Nov. 20, 2009
The ethos of UT Athletics is simple and succinct.
You hear it caroming around in our stadiums, see it every night on our playing fields and, occasionally, there's that one special player who makes you feel it.
Edwina Brown is one of them. Her Women's Basketball career from 1996-2000 is a pure testament to heart and hustle.
Former head coach Jody Conradt remembers that Brown wasn't necessarily a gifted shooter, but she was a gifted scorer - tenacious and aggressive.
"She was pretty much unstoppable with the ball in her hands," Conradt said.
How about unstoppable, period?
Brown remains the only player in school history to lead the Longhorns in scoring, rebounding, assists and steals in the same year - and she did that as a junior and senior.
Ranking seventh nationally in scoring as a senior with 21.2 points a game, Brown also earned the prestigious Margaret Wade Trophy, which is presented annually to the nation's top player. The honor underscores Brown's versatility, and her leadership.
She brought recognition to a team that was unheralded. She championed a squad that was doubted. Brown averaged 22 points and 11 rebounds in the 2000 Big 12 Tournament, when the Longhorns became the lowest-seeded team in the history of the event to advance to the finals.
"I was just doing what was fun to me, and what was natural, and what I needed to do to get my team a win," Brown recalls.
Brown treated every basketball court she stepped on as a Longhorn like it was her own personal playground. She dove and slid, jumped and skipped. That, after all, is how Brown's love affair with basketball started when she was just eight years old.
First she was just making racket, dribbling the ball all around the house, much to the delighted annoyance of her grandmother, Dorothy Brown. Soon enough, Edwina ventured outside, and whenever someone started looking for her, Dorothy knew where to find her.
"Always over on the playground," Dorothy remembers, "playing with the boys."
And, Dorothy quickly points out, "She could whoop them, too."
As a high school player in nearby Lockhart, Texas, Edwina drew national attention from college recruiters, but she followed her heart to the Forty Acres.

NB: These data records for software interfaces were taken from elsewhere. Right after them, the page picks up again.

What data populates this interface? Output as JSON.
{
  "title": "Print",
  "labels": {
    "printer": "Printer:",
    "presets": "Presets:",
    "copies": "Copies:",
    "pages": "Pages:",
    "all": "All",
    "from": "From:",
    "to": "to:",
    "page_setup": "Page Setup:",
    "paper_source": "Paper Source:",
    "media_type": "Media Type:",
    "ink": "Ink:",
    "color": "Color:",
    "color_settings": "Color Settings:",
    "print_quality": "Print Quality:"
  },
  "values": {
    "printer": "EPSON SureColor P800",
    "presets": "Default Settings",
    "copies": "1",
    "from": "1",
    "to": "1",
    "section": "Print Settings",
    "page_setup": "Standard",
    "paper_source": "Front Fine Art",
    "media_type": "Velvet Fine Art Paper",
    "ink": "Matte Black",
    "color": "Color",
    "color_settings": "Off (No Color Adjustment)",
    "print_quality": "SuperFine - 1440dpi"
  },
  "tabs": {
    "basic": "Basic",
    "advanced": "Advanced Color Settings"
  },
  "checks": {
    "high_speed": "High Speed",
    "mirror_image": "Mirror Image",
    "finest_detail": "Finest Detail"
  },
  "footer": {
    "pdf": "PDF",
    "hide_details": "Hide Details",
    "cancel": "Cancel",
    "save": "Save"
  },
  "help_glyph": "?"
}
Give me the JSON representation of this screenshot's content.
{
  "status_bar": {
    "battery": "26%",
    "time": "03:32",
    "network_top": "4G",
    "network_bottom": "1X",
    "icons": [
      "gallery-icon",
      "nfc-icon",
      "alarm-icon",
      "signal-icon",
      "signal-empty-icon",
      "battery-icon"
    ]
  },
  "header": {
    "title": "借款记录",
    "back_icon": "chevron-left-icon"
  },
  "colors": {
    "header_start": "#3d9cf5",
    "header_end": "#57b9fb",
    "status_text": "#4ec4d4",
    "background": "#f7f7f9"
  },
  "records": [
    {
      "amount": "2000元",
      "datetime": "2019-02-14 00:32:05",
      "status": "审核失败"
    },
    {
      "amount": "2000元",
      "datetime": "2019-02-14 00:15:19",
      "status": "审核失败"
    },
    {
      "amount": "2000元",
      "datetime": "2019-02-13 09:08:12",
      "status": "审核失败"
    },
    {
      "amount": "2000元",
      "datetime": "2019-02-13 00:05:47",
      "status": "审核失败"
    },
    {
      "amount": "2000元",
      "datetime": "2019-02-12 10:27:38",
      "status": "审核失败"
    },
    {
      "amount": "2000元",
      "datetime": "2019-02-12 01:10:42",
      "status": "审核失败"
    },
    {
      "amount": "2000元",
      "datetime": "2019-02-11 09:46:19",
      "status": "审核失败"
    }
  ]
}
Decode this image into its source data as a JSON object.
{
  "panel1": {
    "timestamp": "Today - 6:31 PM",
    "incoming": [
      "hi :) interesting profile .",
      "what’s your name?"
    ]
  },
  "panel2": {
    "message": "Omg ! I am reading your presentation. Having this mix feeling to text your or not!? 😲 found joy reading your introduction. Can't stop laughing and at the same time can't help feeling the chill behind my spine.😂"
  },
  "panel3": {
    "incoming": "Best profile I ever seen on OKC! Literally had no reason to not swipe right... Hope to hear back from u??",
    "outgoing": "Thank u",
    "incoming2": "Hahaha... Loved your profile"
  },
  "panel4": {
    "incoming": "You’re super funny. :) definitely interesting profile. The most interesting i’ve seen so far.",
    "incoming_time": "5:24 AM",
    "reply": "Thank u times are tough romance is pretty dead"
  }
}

It didn't take long for the player everyone called Winkie to endear herself to the Longhorns' faithful. She was a two-time All-American, a first-team All-Big 12 selection, and of course, in her last season, the best player in America.
If one game can embody a career, perhaps it was Edwina's effort on Jan. 23, 2000, when the unranked Longhorns hosted No. 5 North Carolina State at the Frank Erwin Center. Rallying behind her, UT scrapped and clawed for an 81-77 upset victory.
With her ever-present grace and overwhelming athleticism, Edwina led the Longhorns with 25 points. Conradt remembers that it felt like a lot more -- probably because Edwina also totaled 12 rebounds, seven assists and four steals.
In the spring of 2000, Edwina was drafted by Detroit with the third overall pick in the WNBA Draft. She played with the Shock and Phoenix Mercury during her five-year WNBA career, and has spent the last five years playing professionally overseas in Austria, Lebanon and, most recently, Israel.
Brown is also pursuing her passion of giving back to the community and recently founded the non-profit foundation, MAP'D Out (Mentoring Athletes and Providing Dreams). Raised by her mother and grandmother in Lockhart, TX, Brown realizes the importance of an inspirational mentor and started MAP'D Out to lend a helping hand to youth in the community who exemplify sportsmanship, integrity and the desire to "map out" their future goals.
Still, Edwina always returns home to Austin, and spends her offseasons training at Cooley Pavilion.
"That's the thing about The University of Texas -- when you put your time in, they love you. You are one of theirs," she says. "It's like one big family. Ever since I left, I've always come back. Even after you leave, you'll always be part of the family."